Drew McOnie’s Jekyll & Hyde, The McOnie Company’s first full-length production, brings dance back to the stage of the Old Vic with a vibrant re-imagining of R.L. Stevenson’s classic story. McOnie’s twist on the tale presents Dr Jekyll (the brilliant Daniel Collins) as a geeky botanist who discovers an attraction to the dark side of his nature almost by accident.
Set in the 1950’s – cue big, colourful skirts and a bluesy, back-alley nightclub – Jekyll conducts experiments in the lab behind his drab flower shop, attempting to create bigger and better flowers in an early brush with genetic modification. An impulsive inclusion of his blood suddenly transforms his weedy plants in to bright, blooming specimens and it’s not long before he discovers the potion has a similar effect on him.
Soutra Gilmour’s clever revolving set allows McOnie to shift quickly between scenes, the story jumping from Jekyll’s florist, to his laboratory, bedroom and the seedy club where the cast indulge in more debauched behaviour. In pursuit of his love-interest, Dahlia (Rachel Muldoon), the awkward Jekyll inadvertently finds himself in this world. It’s an opportunity for McOnie to indulge in some hot-bloodied dance routines, sequences of strong, punchy movement, attacked with conviction by an expressive and lively cast. It’s a set-up that gives this show a distinct Musical Theatre feel, its narrative scenes switching suddenly into jazz-style routines. At times these dance sequences do not quite settle with the story, but the narrative elements of McOnie’s work make up for this. Delicately choreographed, the clear, expressive movement portrays the character’s thoughts and feelings even in the absence of words.
McOnie’s style lies somewhere between jazz and contemporary, with a touch of old Hollywood-style glamour thrown in. These old-style moments are where McOnie shines as a choreographer, the movement smooth and stylish, leading to some beautiful duets between Jekyll and Dahlia. McOnie isn’t adverse to adding a touch of humour to his work either and the moments where he’s clearly having fun with his choreography, Jekyll’s gawky pelvic twitches being one such instance, keep the show light and lively.
Perhaps surprisingly, McOnie has chosen to use two different dancers to play the opposing sides of Jekyll’s character. Hyde, played by Tim Hodges, is a macho, muscular, smooth-dancing persona – a far cry from Jekyll’s charmingly awkward character. The ladies find Hyde as irresistible as Jekyll’s flowers, whose apparently seductive scent invokes a drug-like addiction, the cast crowding to Jekyll’s shop to get their floral fix. It’s a concept that allows for a meeting point between the two worlds Jekyll has begun to inhabit and, along with the revolving set, this narrative connection helps the show maintain a feeling of constant motion.
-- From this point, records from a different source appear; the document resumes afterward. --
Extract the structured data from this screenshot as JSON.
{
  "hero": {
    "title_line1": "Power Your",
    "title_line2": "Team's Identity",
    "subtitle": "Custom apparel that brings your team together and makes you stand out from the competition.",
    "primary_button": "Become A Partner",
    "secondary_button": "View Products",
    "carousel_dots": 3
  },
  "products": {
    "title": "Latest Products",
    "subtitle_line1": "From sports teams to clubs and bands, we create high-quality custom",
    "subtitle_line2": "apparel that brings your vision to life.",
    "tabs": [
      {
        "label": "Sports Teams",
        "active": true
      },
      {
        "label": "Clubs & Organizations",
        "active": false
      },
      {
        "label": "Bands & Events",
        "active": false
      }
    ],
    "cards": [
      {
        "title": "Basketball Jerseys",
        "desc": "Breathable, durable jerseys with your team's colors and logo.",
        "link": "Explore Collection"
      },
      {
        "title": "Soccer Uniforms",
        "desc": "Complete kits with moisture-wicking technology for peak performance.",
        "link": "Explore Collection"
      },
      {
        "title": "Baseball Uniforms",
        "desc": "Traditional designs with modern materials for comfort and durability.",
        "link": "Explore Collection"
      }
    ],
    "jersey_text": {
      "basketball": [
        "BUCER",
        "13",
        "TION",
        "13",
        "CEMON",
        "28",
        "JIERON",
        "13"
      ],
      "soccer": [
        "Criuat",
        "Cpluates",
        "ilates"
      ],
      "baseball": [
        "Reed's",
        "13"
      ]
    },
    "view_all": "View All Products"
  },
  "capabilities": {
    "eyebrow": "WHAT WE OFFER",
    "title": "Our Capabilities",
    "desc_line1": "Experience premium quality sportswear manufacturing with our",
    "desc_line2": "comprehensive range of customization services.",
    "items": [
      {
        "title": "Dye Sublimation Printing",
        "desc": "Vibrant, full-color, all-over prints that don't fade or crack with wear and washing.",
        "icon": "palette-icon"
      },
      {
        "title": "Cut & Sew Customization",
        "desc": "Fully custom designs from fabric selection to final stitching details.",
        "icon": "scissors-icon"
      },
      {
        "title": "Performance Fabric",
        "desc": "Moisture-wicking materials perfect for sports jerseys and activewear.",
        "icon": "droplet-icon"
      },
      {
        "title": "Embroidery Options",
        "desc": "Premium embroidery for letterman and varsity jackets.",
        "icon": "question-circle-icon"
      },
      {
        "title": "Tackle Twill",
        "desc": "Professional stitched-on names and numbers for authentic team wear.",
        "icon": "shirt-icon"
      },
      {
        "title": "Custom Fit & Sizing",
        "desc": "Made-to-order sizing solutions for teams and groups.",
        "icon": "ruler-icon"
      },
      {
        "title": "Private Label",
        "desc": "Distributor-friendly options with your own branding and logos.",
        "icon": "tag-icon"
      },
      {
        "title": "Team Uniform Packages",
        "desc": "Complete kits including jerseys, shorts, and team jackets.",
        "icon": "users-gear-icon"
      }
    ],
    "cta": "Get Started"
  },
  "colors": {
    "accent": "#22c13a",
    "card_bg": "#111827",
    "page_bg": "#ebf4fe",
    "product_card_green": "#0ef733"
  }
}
The second half sees a rapid escalation in Jekyll’s difficulty in controlling the murderous impulses of Hyde. It’s a shame that more time is given to setting up Jekyll’s love interest than to exploring the gritty, psychological conflictions of Stevenson’s novel yet, as the story rushes towards its conclusion, we still grasp a hint of the dangers of playing with the dark side of human nature. Despite the dramatic strobe-lighting the uncontrollable changes between Jekyll and Hyde are deftly portrayed, with remarkably smooth transitions between the two characters. As the Hyde of the second half leaves a string of victims in his wake we see a tortured solo from Jekyll, a hint of his internal battle, before the show runs into its sudden, dramatic conclusion.
When two dancers are playing the separate characters of Jekyll and Hyde it takes a well-constructed finale to envisage Jekyll succumbing to the monster within him and McOnie neatly achieves this. Jekyll & Hyde is a colourful, stylish show performed by a strong and energetic cast. It’s a work however, that relies heavily on its lead character and with Collin’s superb performance as the endearing, misguided Jekyll, McOnie’s narrative gains a lot of strength. Although it could push further the psychological torture of Jekyll’s split personality, this is a slick and enjoyable work and it will likely prove a popular show.
Jekyll & Hyde is on until 28th May 2016. Click here for more details.